the presence and engaged coexistence of numerous distinct groups in one society
the legal or social practice of separating people on the basis of their race or ethnicity
Plessy vs Ferguson case
-1896 Supreme Court ruling upheld the 'separate but equal' doctrine
-this court ruling stated that separate facilities for blacks and whites were constitutional as long as they were equal (in reality, this court ruling legalized UNequal facilities for blacks)
Brown vs Board of Education case
-1954 Supreme Court ruling that rules segregated schools were 'inherently unequal'
-struck down the 'separate but equal' doctrine
the mass killing of a group of people
What are some group responses to domination?
1. withdrawal - an oppressed group may leave
2. passing - oppressed group members may 'pass' or blend in with the dominant group by making physical changes to their appearance or changing their names to names similar to the dominant group
3. acceptance - oppressed group feigns compliance and hides true feelings of resentment
4. collective resistance - an organized effort to change a power hierarchy on the part of a less-powerful group in a society

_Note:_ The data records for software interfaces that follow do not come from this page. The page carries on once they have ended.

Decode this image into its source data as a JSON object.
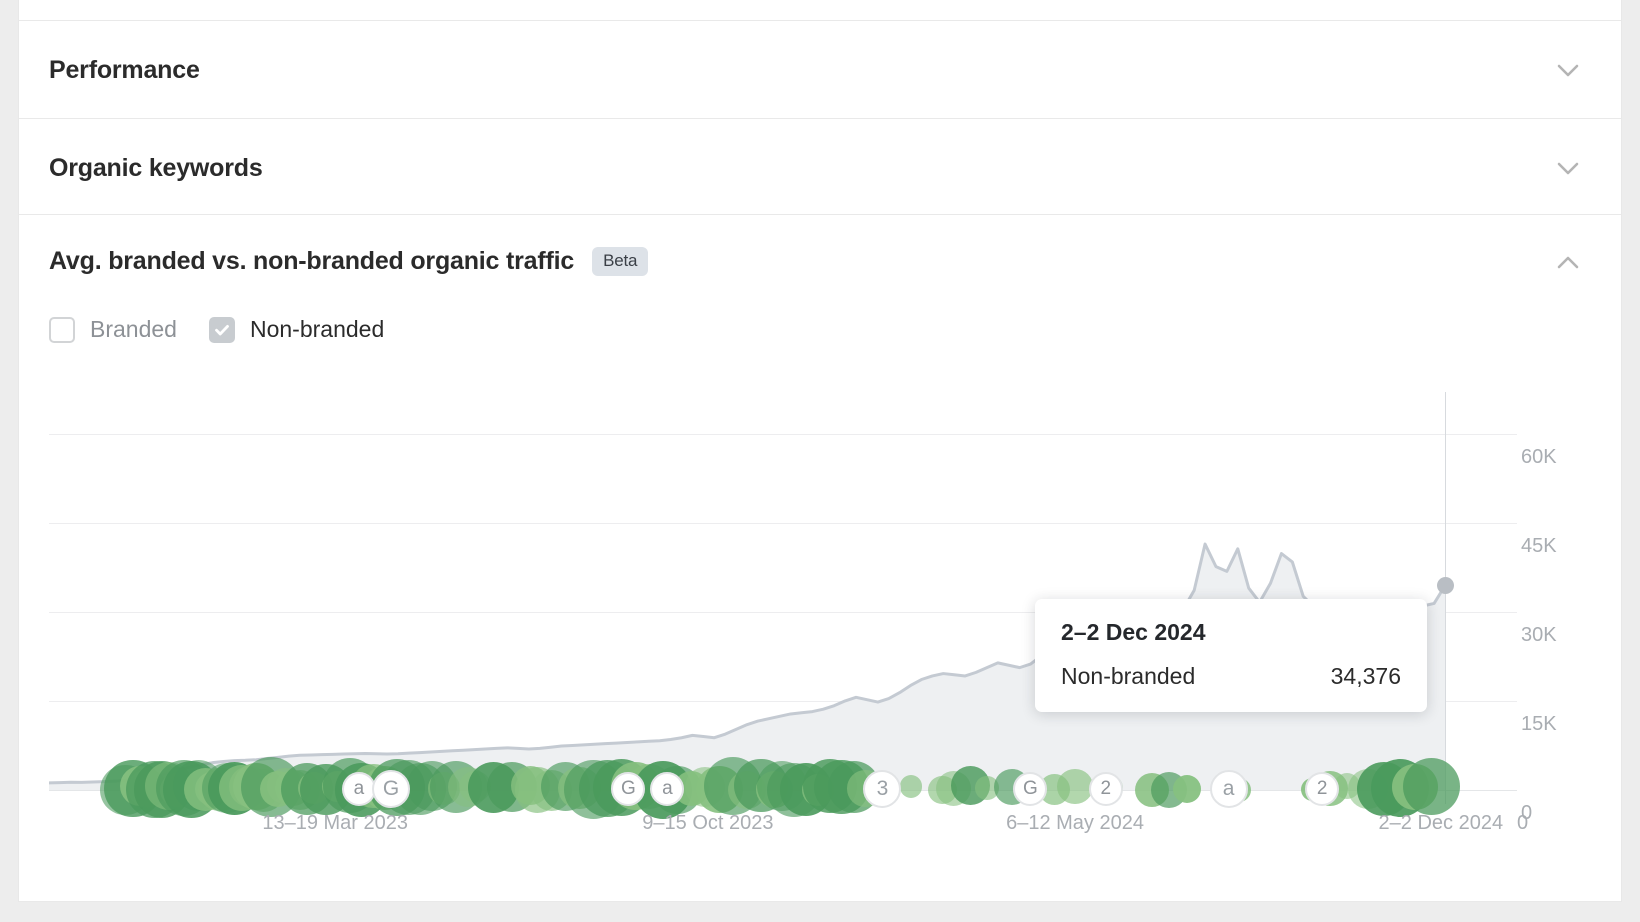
{
  "sections": [
    {
      "title": "Performance",
      "expanded": false,
      "chevron": "chevron-down-icon"
    },
    {
      "title": "Organic keywords",
      "expanded": false,
      "chevron": "chevron-down-icon"
    }
  ],
  "chart_section": {
    "title": "Avg. branded vs. non-branded organic traffic",
    "badge": "Beta",
    "expanded": true,
    "chevron": "chevron-up-icon",
    "legend": [
      {
        "label": "Branded",
        "checked": false
      },
      {
        "label": "Non-branded",
        "checked": true
      }
    ]
  },
  "tooltip": {
    "date": "2–2 Dec 2024",
    "series_name": "Non-branded",
    "value": "34,376"
  },
  "chart_data": {
    "type": "area",
    "title": "Avg. branded vs. non-branded organic traffic",
    "xlabel": "",
    "ylabel": "",
    "ylim": [
      0,
      67000
    ],
    "grid": true,
    "legend_position": "top-left",
    "ytick_labels": [
      "60K",
      "45K",
      "30K",
      "15K",
      "0"
    ],
    "ytick_values": [
      60000,
      45000,
      30000,
      15000,
      0
    ],
    "xtick_labels": [
      "13–19 Mar 2023",
      "9–15 Oct 2023",
      "6–12 May 2024",
      "2–2 Dec 2024"
    ],
    "series": [
      {
        "name": "Non-branded",
        "color": "#c4cad2",
        "fill": "#eef0f2",
        "values": [
          1200,
          1250,
          1300,
          1280,
          1350,
          1400,
          1500,
          1600,
          1800,
          2000,
          2400,
          2900,
          3400,
          3900,
          4300,
          4600,
          4800,
          4950,
          5000,
          5100,
          5300,
          5500,
          5700,
          5850,
          5900,
          5950,
          6000,
          6050,
          6100,
          6150,
          6100,
          6050,
          6100,
          6200,
          6300,
          6400,
          6500,
          6600,
          6700,
          6800,
          6900,
          7000,
          7100,
          7000,
          6900,
          7000,
          7200,
          7400,
          7500,
          7600,
          7700,
          7800,
          7900,
          8000,
          8100,
          8200,
          8300,
          8500,
          8800,
          9200,
          9000,
          8800,
          9400,
          10200,
          11000,
          11600,
          12000,
          12400,
          12800,
          13000,
          13200,
          13600,
          14200,
          15000,
          15600,
          15200,
          14800,
          15400,
          16400,
          17600,
          18600,
          19200,
          19600,
          19400,
          19200,
          19800,
          20600,
          21400,
          21000,
          20600,
          21200,
          22600,
          24400,
          26200,
          27400,
          28000,
          28400,
          28200,
          28000,
          28400,
          29000,
          29800,
          30200,
          29600,
          30400,
          33600,
          41400,
          37600,
          36800,
          40600,
          34000,
          31600,
          34800,
          39800,
          38400,
          32600,
          30800,
          31200,
          31600,
          31400,
          31000,
          30600,
          30800,
          31200,
          31000,
          30800,
          31000,
          31400,
          34376
        ]
      }
    ],
    "annotations": {
      "hover_point": {
        "x_label": "2–2 Dec 2024",
        "y_value": 34376,
        "series": "Non-branded"
      },
      "event_markers_description": "Google algorithm update bubbles along baseline",
      "marker_glyphs": [
        "a",
        "G",
        "G",
        "a",
        "3",
        "G",
        "2",
        "a",
        "2"
      ]
    }
  }
}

thoughts and feelings about an ethnic or racial group
harmful or negative acts (not merely thoughts) against people deemed inferior on the basis of their racial category without regard to their individual merit
Difference between Prejudice and Discrimination?
prejudice refers to THOUGHTS/FEELINGS towards an ethnic or racial group whereas discrimination refers to ACTS against an ethnic or racial group